▸ Try it: Give back every record word for word, but keep the pictures out.
Data section Start Marker
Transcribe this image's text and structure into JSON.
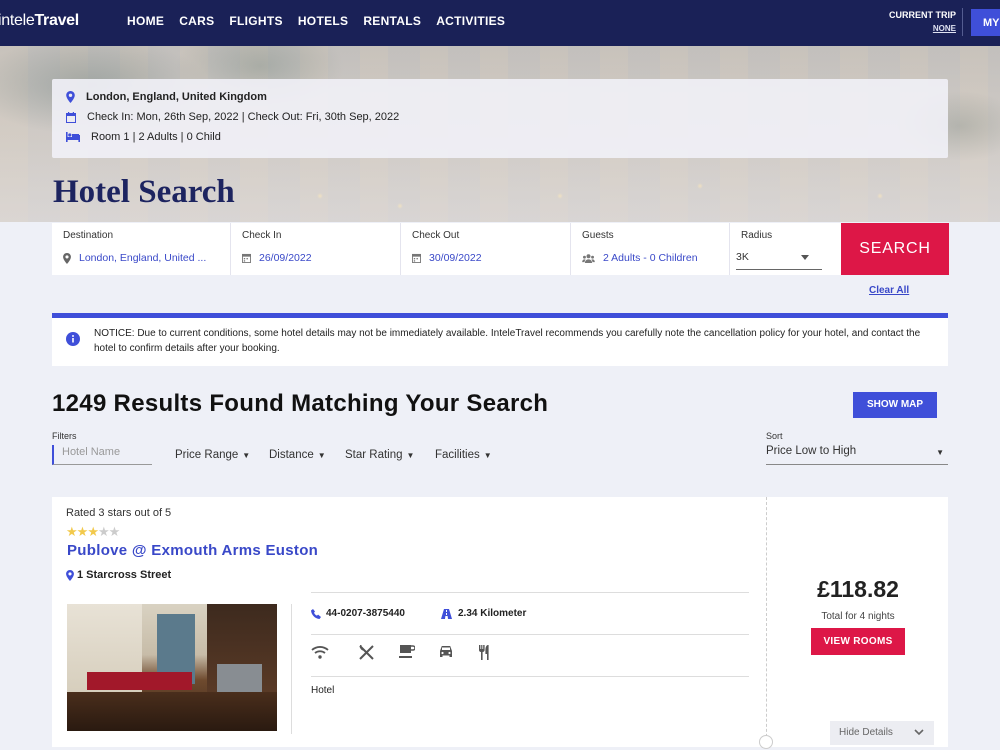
{
  "nav": {
    "logo_prefix": "intele",
    "logo_suffix": "Travel",
    "links": [
      "HOME",
      "CARS",
      "FLIGHTS",
      "HOTELS",
      "RENTALS",
      "ACTIVITIES"
    ],
    "trip_label": "CURRENT TRIP",
    "trip_value": "NONE",
    "my_button": "MY"
  },
  "summary": {
    "location": "London, England, United Kingdom",
    "dates": "Check In: Mon, 26th Sep, 2022 | Check Out: Fri, 30th Sep, 2022",
    "rooms": "Room 1 | 2 Adults | 0 Child"
  },
  "page_title": "Hotel Search",
  "search": {
    "destination_label": "Destination",
    "destination_value": "London, England, United ...",
    "checkin_label": "Check In",
    "checkin_value": "26/09/2022",
    "checkout_label": "Check Out",
    "checkout_value": "30/09/2022",
    "guests_label": "Guests",
    "guests_value": "2 Adults - 0 Children",
    "radius_label": "Radius",
    "radius_value": "3K",
    "search_button": "SEARCH",
    "clear_all": "Clear All"
  },
  "notice": "NOTICE: Due to current conditions, some hotel details may not be immediately available. InteleTravel recommends you carefully note the cancellation policy for your hotel, and contact the hotel to confirm details after your booking.",
  "results": {
    "heading": "1249 Results Found Matching Your Search",
    "show_map": "SHOW MAP"
  },
  "filters": {
    "label": "Filters",
    "hotel_name_placeholder": "Hotel Name",
    "price_range": "Price Range",
    "distance": "Distance",
    "star_rating": "Star Rating",
    "facilities": "Facilities",
    "sort_label": "Sort",
    "sort_value": "Price Low to High"
  },
  "hotel": {
    "rated_text": "Rated 3 stars out of 5",
    "stars": 3,
    "stars_max": 5,
    "name": "Publove @ Exmouth Arms Euston",
    "address": "1 Starcross Street",
    "phone": "44-0207-3875440",
    "distance": "2.34 Kilometer",
    "facility_icons": [
      "wifi-icon",
      "restaurant-icon",
      "coffee-icon",
      "parking-icon",
      "dining-icon"
    ],
    "type": "Hotel",
    "price": "£118.82",
    "price_note": "Total for 4 nights",
    "view_rooms": "VIEW ROOMS",
    "hide_details": "Hide Details"
  },
  "colors": {
    "nav_bg": "#1a2157",
    "accent_blue": "#3f4fd9",
    "link_blue": "#3948c8",
    "search_red": "#dd1747",
    "title_navy": "#1d2460",
    "star_gold": "#f2c94c"
  }
}
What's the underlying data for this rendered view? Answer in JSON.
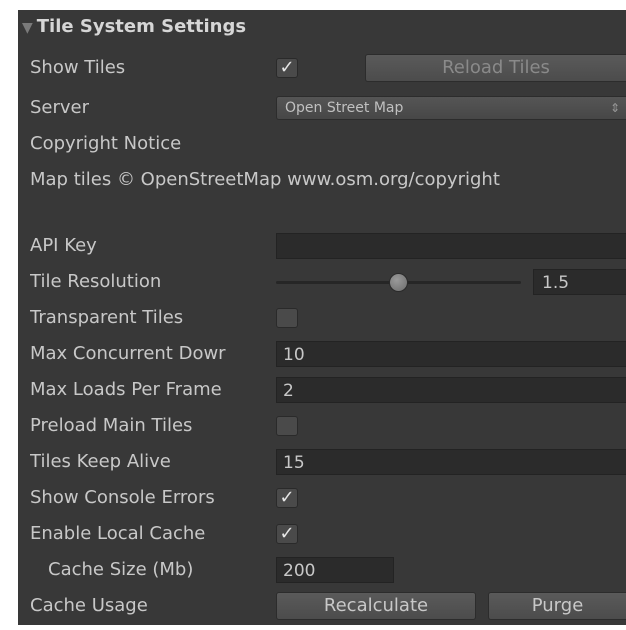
{
  "section": {
    "title": "Tile System Settings",
    "collapse_icon": "triangle-down"
  },
  "show_tiles": {
    "label": "Show Tiles",
    "checked": true,
    "reload_button": "Reload Tiles"
  },
  "server": {
    "label": "Server",
    "value": "Open Street Map",
    "arrow": "⇕"
  },
  "copyright": {
    "label": "Copyright Notice",
    "text": "Map tiles © OpenStreetMap www.osm.org/copyright"
  },
  "api_key": {
    "label": "API Key",
    "value": ""
  },
  "tile_resolution": {
    "label": "Tile Resolution",
    "value": "1.5",
    "slider_fraction": 0.5
  },
  "transparent_tiles": {
    "label": "Transparent Tiles",
    "checked": false
  },
  "max_concurrent": {
    "label": "Max Concurrent Dowr",
    "value": "10"
  },
  "max_loads": {
    "label": "Max Loads Per Frame",
    "value": "2"
  },
  "preload_main": {
    "label": "Preload Main Tiles",
    "checked": false
  },
  "tiles_keep_alive": {
    "label": "Tiles Keep Alive",
    "value": "15"
  },
  "show_console_errors": {
    "label": "Show Console Errors",
    "checked": true
  },
  "enable_local_cache": {
    "label": "Enable Local Cache",
    "checked": true
  },
  "cache_size": {
    "label": "Cache Size (Mb)",
    "value": "200"
  },
  "cache_usage": {
    "label": "Cache Usage",
    "recalculate_button": "Recalculate",
    "purge_button": "Purge"
  },
  "colors": {
    "panel_bg": "#383838",
    "field_bg": "#2b2b2b",
    "text": "#c8c8c8"
  }
}
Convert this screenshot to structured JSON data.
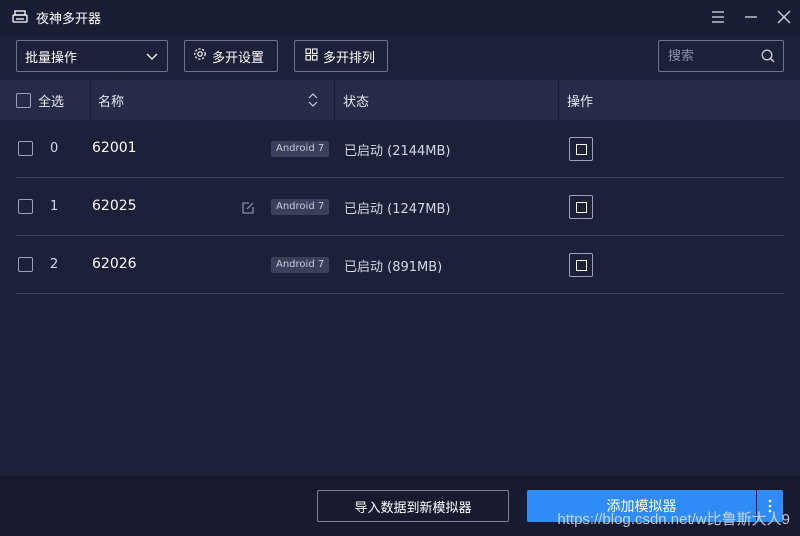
{
  "window": {
    "title": "夜神多开器",
    "app_icon": "printer-icon",
    "controls": [
      "menu-icon",
      "minimize-icon",
      "close-icon"
    ]
  },
  "toolbar": {
    "batch_select": {
      "value": "批量操作",
      "icon": "chevron-down-icon"
    },
    "settings_label": "多开设置",
    "settings_icon": "gear-icon",
    "arrange_label": "多开排列",
    "arrange_icon": "grid-icon",
    "search_placeholder": "搜索",
    "search_icon": "search-icon"
  },
  "table": {
    "headers": {
      "select_all": "全选",
      "name": "名称",
      "status": "状态",
      "actions": "操作"
    },
    "rows": [
      {
        "index": "0",
        "name": "62001",
        "badge": "Android 7",
        "status": "已启动 (2144MB)",
        "editable": false
      },
      {
        "index": "1",
        "name": "62025",
        "badge": "Android 7",
        "status": "已启动 (1247MB)",
        "editable": true
      },
      {
        "index": "2",
        "name": "62026",
        "badge": "Android 7",
        "status": "已启动 (891MB)",
        "editable": false
      }
    ]
  },
  "footer": {
    "import_label": "导入数据到新模拟器",
    "add_label": "添加模拟器",
    "more_icon": "more-vertical-icon"
  },
  "watermark": "https://blog.csdn.net/w比鲁斯大人9",
  "colors": {
    "background": "#1c2038",
    "header_bg": "#262b47",
    "accent": "#2f8bf5"
  }
}
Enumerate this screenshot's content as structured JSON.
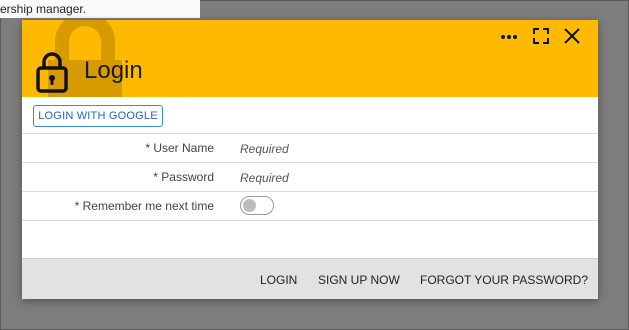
{
  "background": {
    "text": "ership manager."
  },
  "dialog": {
    "title": "Login",
    "header_color": "#ffba00",
    "icons": {
      "lock": "lock-icon",
      "more": "more-dots-icon",
      "fullscreen": "fullscreen-icon",
      "close": "close-icon"
    },
    "google_button": "LOGIN WITH GOOGLE",
    "fields": [
      {
        "label": "* User Name",
        "placeholder": "Required"
      },
      {
        "label": "* Password",
        "placeholder": "Required"
      }
    ],
    "remember": {
      "label": "* Remember me next time",
      "checked": false
    },
    "actions": {
      "login": "LOGIN",
      "signup": "SIGN UP NOW",
      "forgot": "FORGOT YOUR PASSWORD?"
    }
  }
}
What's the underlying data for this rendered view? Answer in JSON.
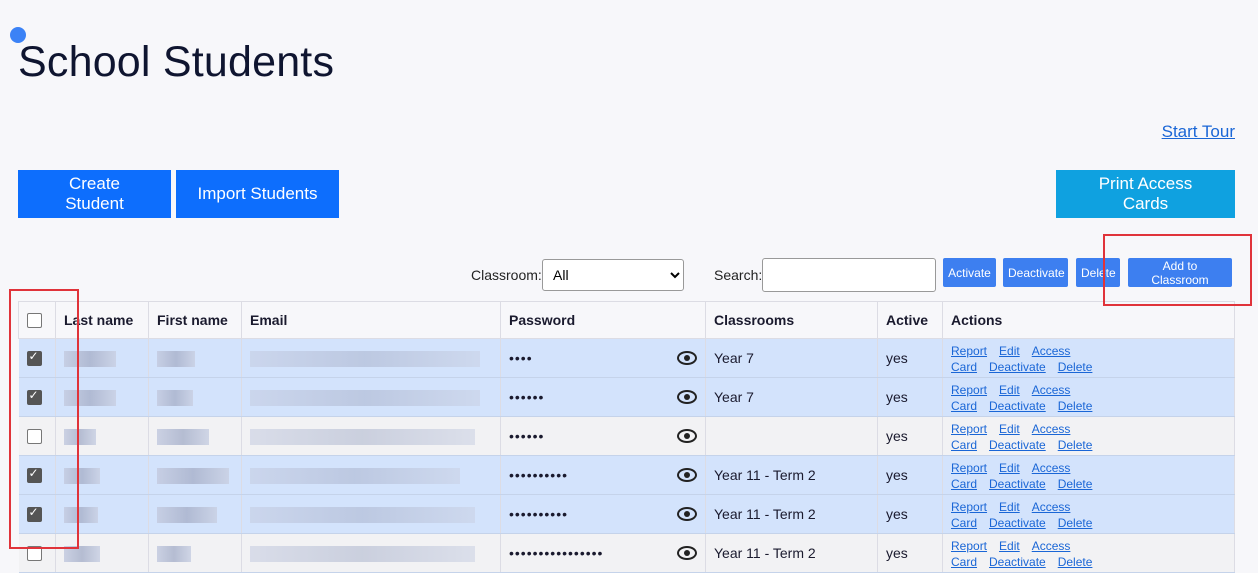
{
  "page": {
    "title": "School Students",
    "start_tour": "Start Tour"
  },
  "toolbar": {
    "create": "Create Student",
    "import": "Import Students",
    "print": "Print Access Cards"
  },
  "filters": {
    "classroom_label": "Classroom:",
    "classroom_value": "All",
    "search_label": "Search:"
  },
  "bulk": {
    "activate": "Activate",
    "deactivate": "Deactivate",
    "delete": "Delete",
    "add_to_classroom": "Add to Classroom"
  },
  "columns": [
    "Last name",
    "First name",
    "Email",
    "Password",
    "Classrooms",
    "Active",
    "Actions"
  ],
  "action_labels": [
    "Report",
    "Edit",
    "Access Card",
    "Deactivate",
    "Delete"
  ],
  "rows": [
    {
      "checked": true,
      "password": "••••",
      "classroom": "Year 7",
      "active": "yes"
    },
    {
      "checked": true,
      "password": "••••••",
      "classroom": "Year 7",
      "active": "yes"
    },
    {
      "checked": false,
      "password": "••••••",
      "classroom": "",
      "active": "yes"
    },
    {
      "checked": true,
      "password": "••••••••••",
      "classroom": "Year 11 - Term 2",
      "active": "yes"
    },
    {
      "checked": true,
      "password": "••••••••••",
      "classroom": "Year 11 - Term 2",
      "active": "yes"
    },
    {
      "checked": false,
      "password": "••••••••••••••••",
      "classroom": "Year 11 - Term 2",
      "active": "yes"
    }
  ],
  "colors": {
    "primary": "#0d6efd",
    "cyan": "#0fa1e0",
    "highlight": "#e0333a",
    "selected_row": "#d3e3fc"
  }
}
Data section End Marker
▸ Written solution:
Transcribe this image's text and structure into JSON.
{
  "nav": {
    "logo_prefix": "intele",
    "logo_suffix": "Travel",
    "links": [
      "HOME",
      "CARS",
      "FLIGHTS",
      "HOTELS",
      "RENTALS",
      "ACTIVITIES"
    ],
    "trip_label": "CURRENT TRIP",
    "trip_value": "NONE",
    "my_button": "MY"
  },
  "summary": {
    "location": "London, England, United Kingdom",
    "dates": "Check In: Mon, 26th Sep, 2022 | Check Out: Fri, 30th Sep, 2022",
    "rooms": "Room 1 | 2 Adults | 0 Child"
  },
  "page_title": "Hotel Search",
  "search": {
    "destination_label": "Destination",
    "destination_value": "London, England, United ...",
    "checkin_label": "Check In",
    "checkin_value": "26/09/2022",
    "checkout_label": "Check Out",
    "checkout_value": "30/09/2022",
    "guests_label": "Guests",
    "guests_value": "2 Adults - 0 Children",
    "radius_label": "Radius",
    "radius_value": "3K",
    "search_button": "SEARCH",
    "clear_all": "Clear All"
  },
  "notice": "NOTICE: Due to current conditions, some hotel details may not be immediately available. InteleTravel recommends you carefully note the cancellation policy for your hotel, and contact the hotel to confirm details after your booking.",
  "results": {
    "heading": "1249 Results Found Matching Your Search",
    "show_map": "SHOW MAP"
  },
  "filters": {
    "label": "Filters",
    "hotel_name_placeholder": "Hotel Name",
    "price_range": "Price Range",
    "distance": "Distance",
    "star_rating": "Star Rating",
    "facilities": "Facilities",
    "sort_label": "Sort",
    "sort_value": "Price Low to High"
  },
  "hotel": {
    "rated_text": "Rated 3 stars out of 5",
    "stars": 3,
    "stars_max": 5,
    "name": "Publove @ Exmouth Arms Euston",
    "address": "1 Starcross Street",
    "phone": "44-0207-3875440",
    "distance": "2.34 Kilometer",
    "facility_icons": [
      "wifi-icon",
      "restaurant-icon",
      "coffee-icon",
      "parking-icon",
      "dining-icon"
    ],
    "type": "Hotel",
    "price": "£118.82",
    "price_note": "Total for 4 nights",
    "view_rooms": "VIEW ROOMS",
    "hide_details": "Hide Details"
  },
  "colors": {
    "nav_bg": "#1a2157",
    "accent_blue": "#3f4fd9",
    "link_blue": "#3948c8",
    "search_red": "#dd1747",
    "title_navy": "#1d2460",
    "star_gold": "#f2c94c"
  }
}
What's the underlying data for this rendered view? Answer in JSON.
{
  "section": {
    "title": "Tile System Settings",
    "collapse_icon": "triangle-down"
  },
  "show_tiles": {
    "label": "Show Tiles",
    "checked": true,
    "reload_button": "Reload Tiles"
  },
  "server": {
    "label": "Server",
    "value": "Open Street Map",
    "arrow": "⇕"
  },
  "copyright": {
    "label": "Copyright Notice",
    "text": "Map tiles © OpenStreetMap www.osm.org/copyright"
  },
  "api_key": {
    "label": "API Key",
    "value": ""
  },
  "tile_resolution": {
    "label": "Tile Resolution",
    "value": "1.5",
    "slider_fraction": 0.5
  },
  "transparent_tiles": {
    "label": "Transparent Tiles",
    "checked": false
  },
  "max_concurrent": {
    "label": "Max Concurrent Dowr",
    "value": "10"
  },
  "max_loads": {
    "label": "Max Loads Per Frame",
    "value": "2"
  },
  "preload_main": {
    "label": "Preload Main Tiles",
    "checked": false
  },
  "tiles_keep_alive": {
    "label": "Tiles Keep Alive",
    "value": "15"
  },
  "show_console_errors": {
    "label": "Show Console Errors",
    "checked": true
  },
  "enable_local_cache": {
    "label": "Enable Local Cache",
    "checked": true
  },
  "cache_size": {
    "label": "Cache Size (Mb)",
    "value": "200"
  },
  "cache_usage": {
    "label": "Cache Usage",
    "recalculate_button": "Recalculate",
    "purge_button": "Purge"
  },
  "colors": {
    "panel_bg": "#383838",
    "field_bg": "#2b2b2b",
    "text": "#c8c8c8"
  }
}
Convert this screenshot to structured JSON data.
{
  "window": {
    "title": "夜神多开器",
    "app_icon": "printer-icon",
    "controls": [
      "menu-icon",
      "minimize-icon",
      "close-icon"
    ]
  },
  "toolbar": {
    "batch_select": {
      "value": "批量操作",
      "icon": "chevron-down-icon"
    },
    "settings_label": "多开设置",
    "settings_icon": "gear-icon",
    "arrange_label": "多开排列",
    "arrange_icon": "grid-icon",
    "search_placeholder": "搜索",
    "search_icon": "search-icon"
  },
  "table": {
    "headers": {
      "select_all": "全选",
      "name": "名称",
      "status": "状态",
      "actions": "操作"
    },
    "rows": [
      {
        "index": "0",
        "name": "62001",
        "badge": "Android 7",
        "status": "已启动 (2144MB)",
        "editable": false
      },
      {
        "index": "1",
        "name": "62025",
        "badge": "Android 7",
        "status": "已启动 (1247MB)",
        "editable": true
      },
      {
        "index": "2",
        "name": "62026",
        "badge": "Android 7",
        "status": "已启动 (891MB)",
        "editable": false
      }
    ]
  },
  "footer": {
    "import_label": "导入数据到新模拟器",
    "add_label": "添加模拟器",
    "more_icon": "more-vertical-icon"
  },
  "watermark": "https://blog.csdn.net/w比鲁斯大人9",
  "colors": {
    "background": "#1c2038",
    "header_bg": "#262b47",
    "accent": "#2f8bf5"
  }
}
Enumerate this screenshot's content as structured JSON.
{
  "background": {
    "text": "ership manager."
  },
  "dialog": {
    "title": "Login",
    "header_color": "#ffba00",
    "icons": {
      "lock": "lock-icon",
      "more": "more-dots-icon",
      "fullscreen": "fullscreen-icon",
      "close": "close-icon"
    },
    "google_button": "LOGIN WITH GOOGLE",
    "fields": [
      {
        "label": "* User Name",
        "placeholder": "Required"
      },
      {
        "label": "* Password",
        "placeholder": "Required"
      }
    ],
    "remember": {
      "label": "* Remember me next time",
      "checked": false
    },
    "actions": {
      "login": "LOGIN",
      "signup": "SIGN UP NOW",
      "forgot": "FORGOT YOUR PASSWORD?"
    }
  }
}
What's the underlying data for this rendered view? Answer in JSON.
{
  "page": {
    "title": "School Students",
    "start_tour": "Start Tour"
  },
  "toolbar": {
    "create": "Create Student",
    "import": "Import Students",
    "print": "Print Access Cards"
  },
  "filters": {
    "classroom_label": "Classroom:",
    "classroom_value": "All",
    "search_label": "Search:"
  },
  "bulk": {
    "activate": "Activate",
    "deactivate": "Deactivate",
    "delete": "Delete",
    "add_to_classroom": "Add to Classroom"
  },
  "columns": [
    "Last name",
    "First name",
    "Email",
    "Password",
    "Classrooms",
    "Active",
    "Actions"
  ],
  "action_labels": [
    "Report",
    "Edit",
    "Access Card",
    "Deactivate",
    "Delete"
  ],
  "rows": [
    {
      "checked": true,
      "password": "••••",
      "classroom": "Year 7",
      "active": "yes"
    },
    {
      "checked": true,
      "password": "••••••",
      "classroom": "Year 7",
      "active": "yes"
    },
    {
      "checked": false,
      "password": "••••••",
      "classroom": "",
      "active": "yes"
    },
    {
      "checked": true,
      "password": "••••••••••",
      "classroom": "Year 11 - Term 2",
      "active": "yes"
    },
    {
      "checked": true,
      "password": "••••••••••",
      "classroom": "Year 11 - Term 2",
      "active": "yes"
    },
    {
      "checked": false,
      "password": "••••••••••••••••",
      "classroom": "Year 11 - Term 2",
      "active": "yes"
    }
  ],
  "colors": {
    "primary": "#0d6efd",
    "cyan": "#0fa1e0",
    "highlight": "#e0333a",
    "selected_row": "#d3e3fc"
  }
}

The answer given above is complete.